- Work required -
Lines in the data below that contain the word "take" are to be copied.

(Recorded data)
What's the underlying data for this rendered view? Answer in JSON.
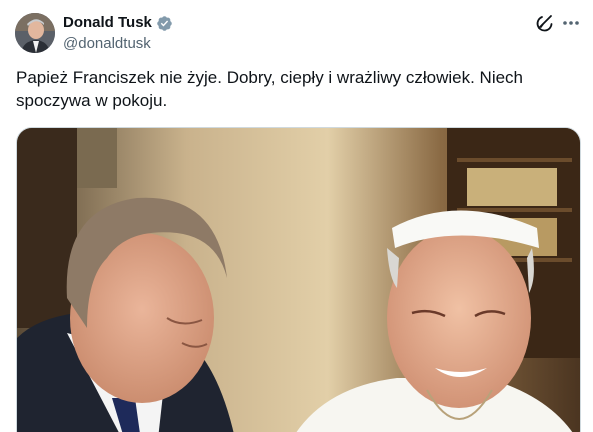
{
  "author": {
    "display_name": "Donald Tusk",
    "handle": "@donaldtusk",
    "verified": true
  },
  "actions": {
    "grok_icon": "grok-icon",
    "more_icon": "more-horizontal-icon"
  },
  "tweet": {
    "text": "Papież Franciszek nie żyje. Dobry, ciepły i wrażliwy człowiek. Niech spoczywa w pokoju."
  },
  "media": {
    "type": "photo"
  },
  "colors": {
    "text_primary": "#0f1419",
    "text_secondary": "#536471",
    "verified_badge": "#829aab",
    "border": "#cfd9de"
  }
}
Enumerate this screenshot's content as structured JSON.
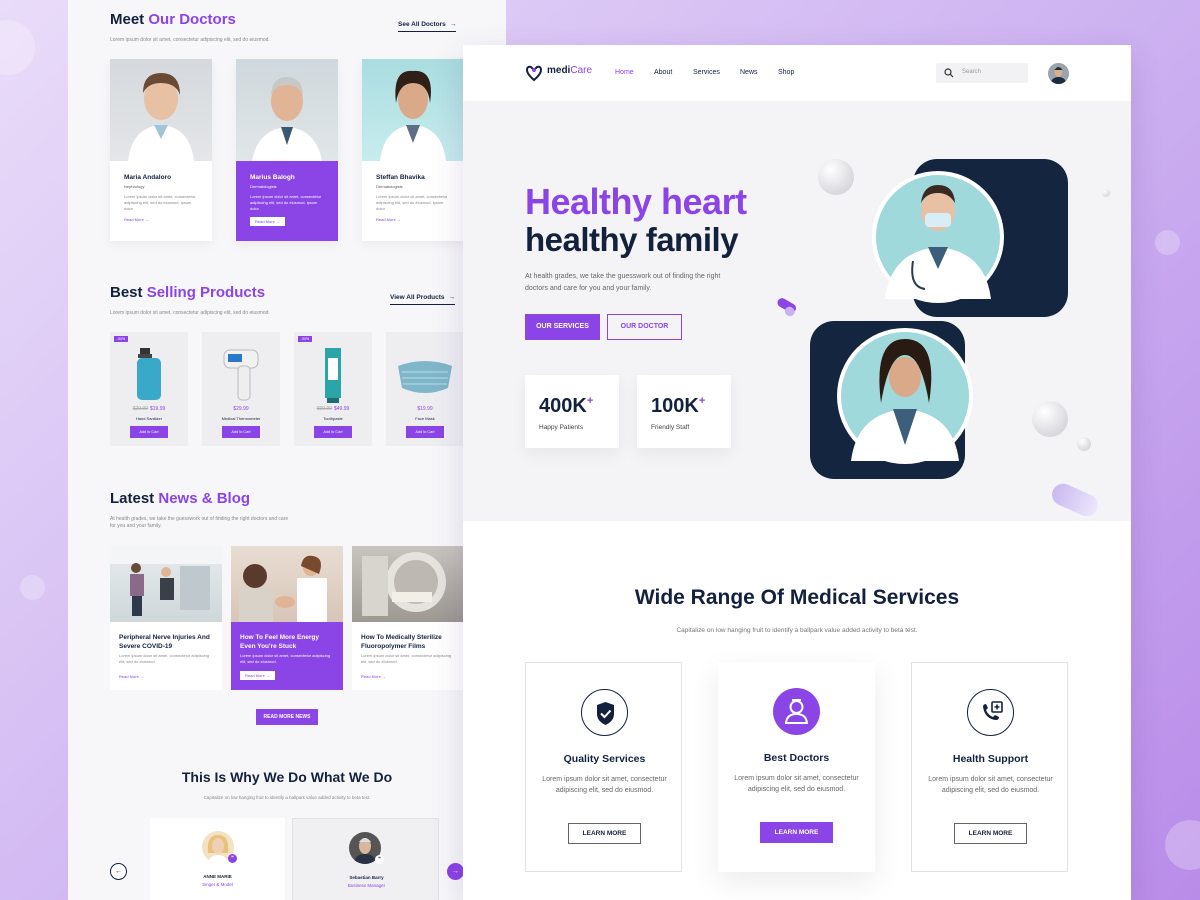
{
  "doctors_section": {
    "title_prefix": "Meet",
    "title_accent": "Our Doctors",
    "subtitle": "Lorem ipsum dolor sit amet, consectetur adipiscing elit, sed do eiusmod.",
    "see_all": "See All Doctors",
    "cards": [
      {
        "name": "Maria Andaloro",
        "spec": "Nephrology",
        "text": "Lorem ipsum dolor sit amet, consectetur adipiscing elit, sed do eiusmod. ipsum dolor",
        "more": "Read More"
      },
      {
        "name": "Marius Balogh",
        "spec": "Dermatologists",
        "text": "Lorem ipsum dolor sit amet, consectetur adipiscing elit, sed do eiusmod. ipsum dolor",
        "more": "Read More"
      },
      {
        "name": "Steffan Bhavika",
        "spec": "Dermatologists",
        "text": "Lorem ipsum dolor sit amet, consectetur adipiscing elit, sed do eiusmod. ipsum dolor",
        "more": "Read More"
      }
    ]
  },
  "products_section": {
    "title_prefix": "Best",
    "title_accent": "Selling Products",
    "subtitle": "Lorem ipsum dolor sit amet, consectetur adipiscing elit, sed do eiusmod.",
    "view_all": "View All Products",
    "items": [
      {
        "badge": "-50%",
        "old_price": "$29.99",
        "price": "$19.99",
        "name": "Hand Sanitizer",
        "cart": "Add to Cart"
      },
      {
        "badge": "",
        "old_price": "",
        "price": "$29.99",
        "name": "Medical Thermometer",
        "cart": "Add to Cart"
      },
      {
        "badge": "-50%",
        "old_price": "$99.99",
        "price": "$49.99",
        "name": "Toothpaste",
        "cart": "Add to Cart"
      },
      {
        "badge": "",
        "old_price": "",
        "price": "$19.99",
        "name": "Face Mask",
        "cart": "Add to Cart"
      }
    ]
  },
  "news_section": {
    "title_prefix": "Latest",
    "title_accent": "News & Blog",
    "subtitle": "At health grades, we take the guesswork out of finding the right doctors and care for you and your family.",
    "posts": [
      {
        "title": "Peripheral Nerve Injuries And Severe COVID-19",
        "text": "Lorem ipsum dolor sit amet, consectetur adipiscing elit, sed do eiusmod.",
        "more": "Read More"
      },
      {
        "title": "How To Feel More Energy Even You're Stuck",
        "text": "Lorem ipsum dolor sit amet, consectetur adipiscing elit, sed do eiusmod.",
        "more": "Read More"
      },
      {
        "title": "How To Medically Sterilize Fluoropolymer Films",
        "text": "Lorem ipsum dolor sit amet, consectetur adipiscing elit, sed do eiusmod.",
        "more": "Read More"
      }
    ],
    "read_more_news": "READ MORE NEWS"
  },
  "why_section": {
    "title": "This Is Why We Do What We Do",
    "subtitle": "Capitalize on low hanging fruit to identify a ballpark value added activity to beta test.",
    "people": [
      {
        "name": "ANNE MARIE",
        "role": "Singer & Model"
      },
      {
        "name": "Sebastian Barry",
        "role": "Business Manager"
      }
    ]
  },
  "nav": {
    "logo_a": "medi",
    "logo_b": "Care",
    "items": [
      "Home",
      "About",
      "Services",
      "News",
      "Shop"
    ],
    "search_placeholder": "Search"
  },
  "hero": {
    "line1": "Healthy heart",
    "line2": "healthy family",
    "paragraph": "At health grades, we take the guesswork out of finding the right doctors and care for you and your family.",
    "btn_services": "OUR SERVICES",
    "btn_doctor": "OUR DOCTOR",
    "stats": [
      {
        "value": "400K",
        "plus": "+",
        "label": "Happy Patients"
      },
      {
        "value": "100K",
        "plus": "+",
        "label": "Friendly Staff"
      }
    ]
  },
  "services": {
    "title": "Wide Range Of Medical Services",
    "subtitle": "Capitalize on low hanging fruit to identify a ballpark value added activity to beta test.",
    "cards": [
      {
        "title": "Quality Services",
        "text": "Lorem ipsum dolor sit amet, consectetur adipiscing elit, sed do eiusmod.",
        "btn": "LEARN MORE",
        "icon": "shield-check-icon"
      },
      {
        "title": "Best Doctors",
        "text": "Lorem ipsum dolor sit amet, consectetur adipiscing elit, sed do eiusmod.",
        "btn": "LEARN MORE",
        "icon": "doctor-icon"
      },
      {
        "title": "Health Support",
        "text": "Lorem ipsum dolor sit amet, consectetur adipiscing elit, sed do eiusmod.",
        "btn": "LEARN MORE",
        "icon": "phone-plus-icon"
      }
    ]
  },
  "colors": {
    "accent": "#8b44e6",
    "navy": "#14213d",
    "hero_bg": "#f4f4f6"
  }
}
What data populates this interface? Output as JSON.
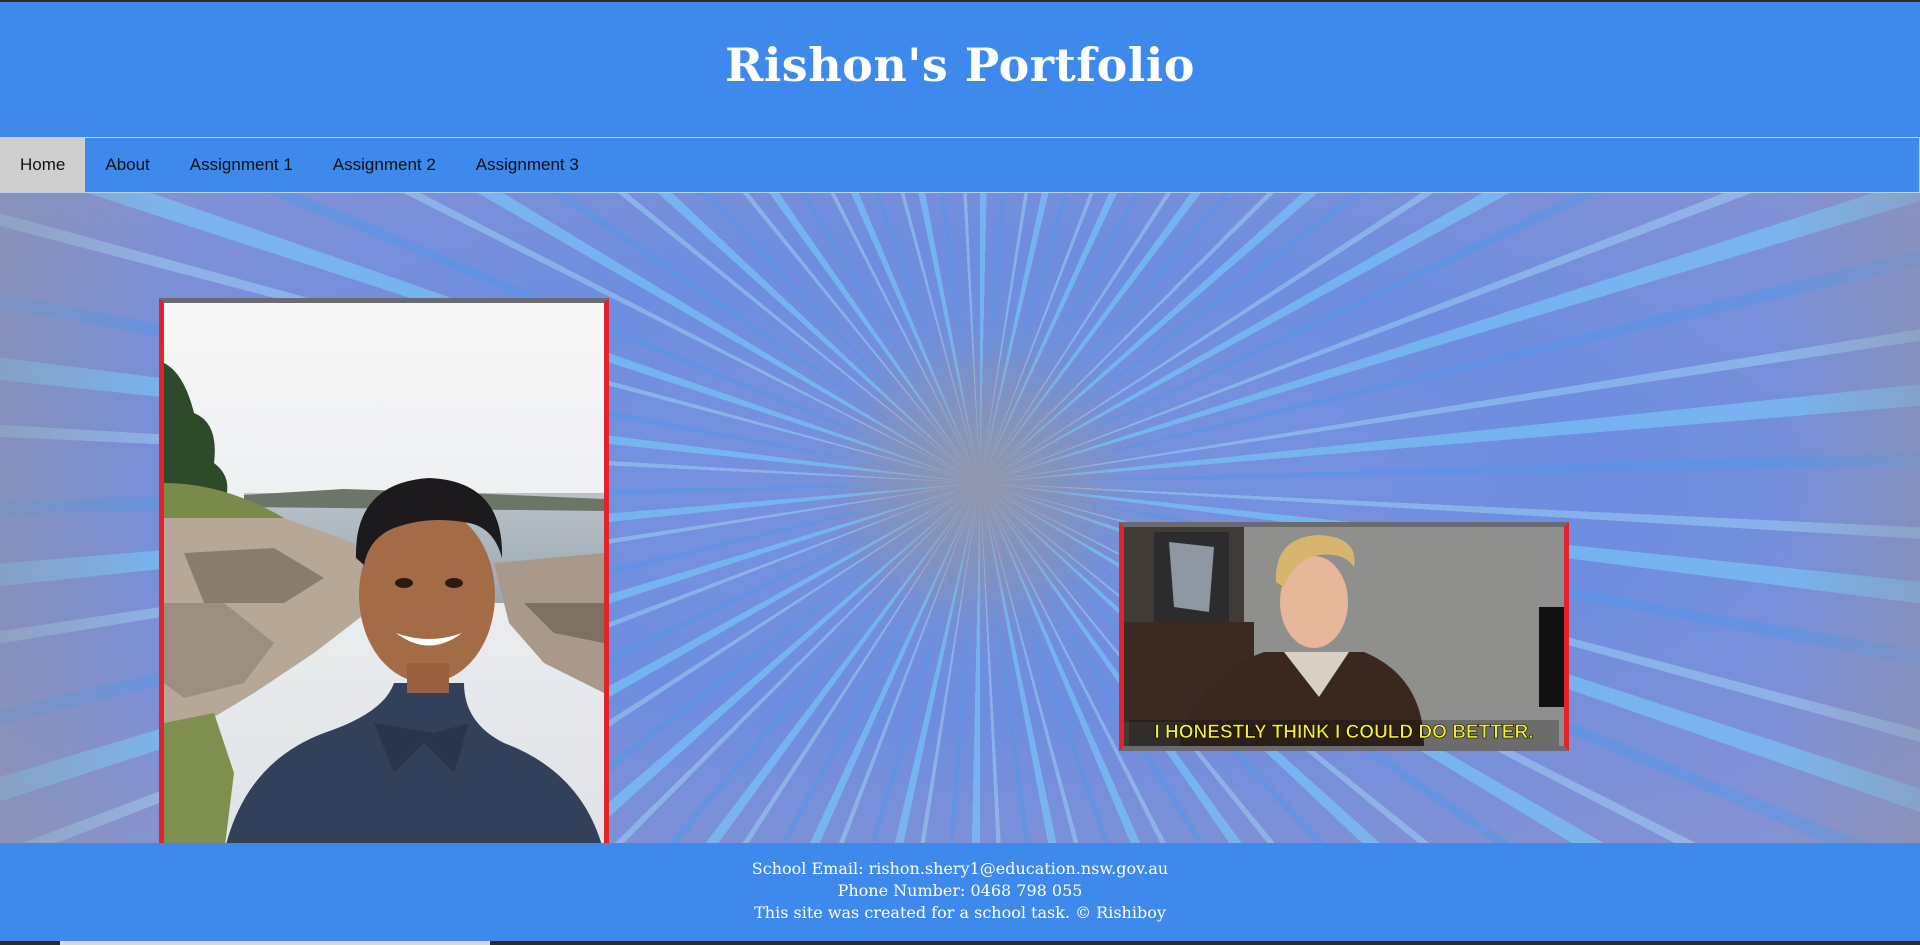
{
  "header": {
    "title": "Rishon's Portfolio"
  },
  "nav": {
    "items": [
      {
        "label": "Home",
        "active": true
      },
      {
        "label": "About",
        "active": false
      },
      {
        "label": "Assignment 1",
        "active": false
      },
      {
        "label": "Assignment 2",
        "active": false
      },
      {
        "label": "Assignment 3",
        "active": false
      }
    ]
  },
  "main": {
    "background": "hyperspace-starburst",
    "images": [
      {
        "name": "portrait-photo",
        "description": "selfie by rocky shoreline"
      },
      {
        "name": "reaction-gif",
        "caption": "I HONESTLY THINK I COULD DO BETTER."
      }
    ]
  },
  "footer": {
    "email_line": "School Email: rishon.shery1@education.nsw.gov.au",
    "phone_line": "Phone Number: 0468 798 055",
    "credit_line": "This site was created for a school task. © Rishiboy"
  },
  "colors": {
    "brand_blue": "#3d89ec",
    "active_tab": "#cfcfcf",
    "frame_red": "#e2232a",
    "frame_gray": "#6a6a70",
    "caption_yellow": "#f6ef2c"
  }
}
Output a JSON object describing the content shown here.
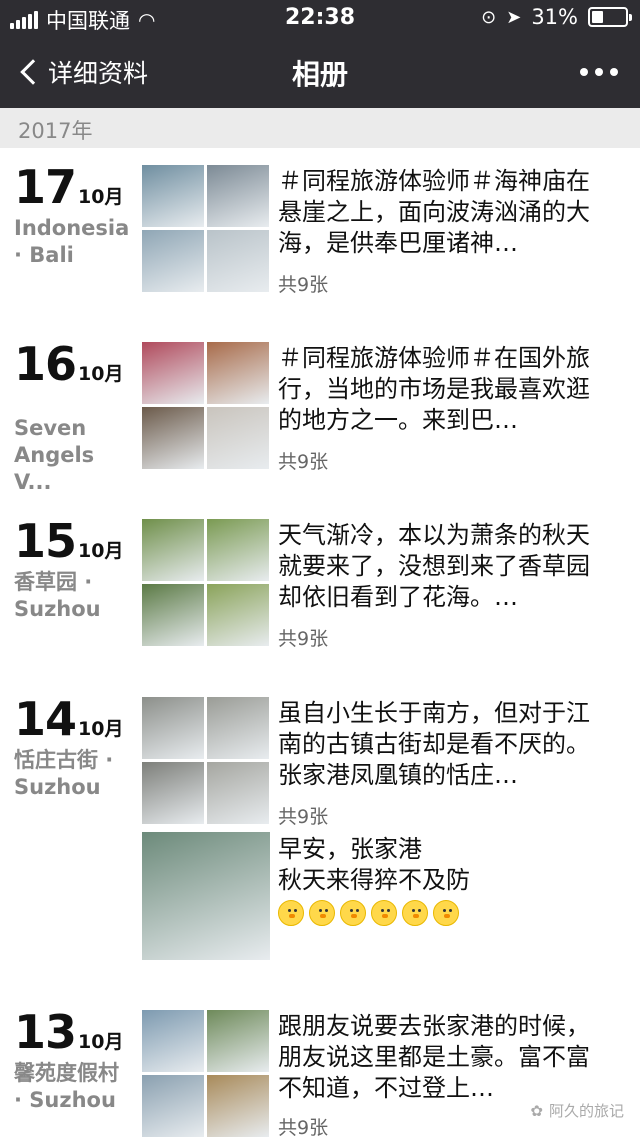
{
  "status": {
    "carrier": "中国联通",
    "time": "22:38",
    "battery": "31%"
  },
  "nav": {
    "back_label": "详细资料",
    "title": "相册"
  },
  "year": "2017年",
  "posts": [
    {
      "day": "17",
      "month": "10月",
      "location": "Indonesia · Bali",
      "text": "＃同程旅游体验师＃海神庙在悬崖之上，面向波涛汹涌的大海，是供奉巴厘诸神…",
      "count": "共9张",
      "photo_colors": [
        "#6f8ea0",
        "#7c8a95",
        "#8fa6b5",
        "#b9c3c9"
      ]
    },
    {
      "day": "16",
      "month": "10月",
      "location": "Seven Angels V...",
      "text": "＃同程旅游体验师＃在国外旅行，当地的市场是我最喜欢逛的地方之一。来到巴…",
      "count": "共9张",
      "photo_colors": [
        "#b04a5c",
        "#a86b4a",
        "#6b5a4a",
        "#c9c4bd"
      ]
    },
    {
      "day": "15",
      "month": "10月",
      "location": "香草园 · Suzhou",
      "text": "天气渐冷，本以为萧条的秋天就要来了，没想到来了香草园却依旧看到了花海。…",
      "count": "共9张",
      "photo_colors": [
        "#6f8f4a",
        "#7a9a52",
        "#5b7a45",
        "#8aa35a"
      ]
    },
    {
      "day": "14",
      "month": "10月",
      "location": "恬庄古街 · Suzhou",
      "text": "虽自小生长于南方，但对于江南的古镇古街却是看不厌的。张家港凤凰镇的恬庄…",
      "count": "共9张",
      "photo_colors": [
        "#8c8f8a",
        "#9a9c96",
        "#7d7f7a",
        "#a5a6a0"
      ],
      "extra_text_1": "早安，张家港",
      "extra_text_2": "秋天来得猝不及防",
      "extra_photo_color": "#6c8a7a"
    },
    {
      "day": "13",
      "month": "10月",
      "location": "馨苑度假村 · Suzhou",
      "text": "跟朋友说要去张家港的时候，朋友说这里都是土豪。富不富不知道，不过登上…",
      "count": "共9张",
      "photo_colors": [
        "#7d9ab0",
        "#6e8a5a",
        "#8aa0b0",
        "#a88a5a"
      ]
    }
  ],
  "watermark": "阿久的旅记"
}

- Solution below -
    "subtitle": "At health grades, we take the guesswork out of finding the right doctors and care for you and your family.",
    "paragraph": "At health grades, we take the guesswork out of finding the right doctors and care for you and your family.",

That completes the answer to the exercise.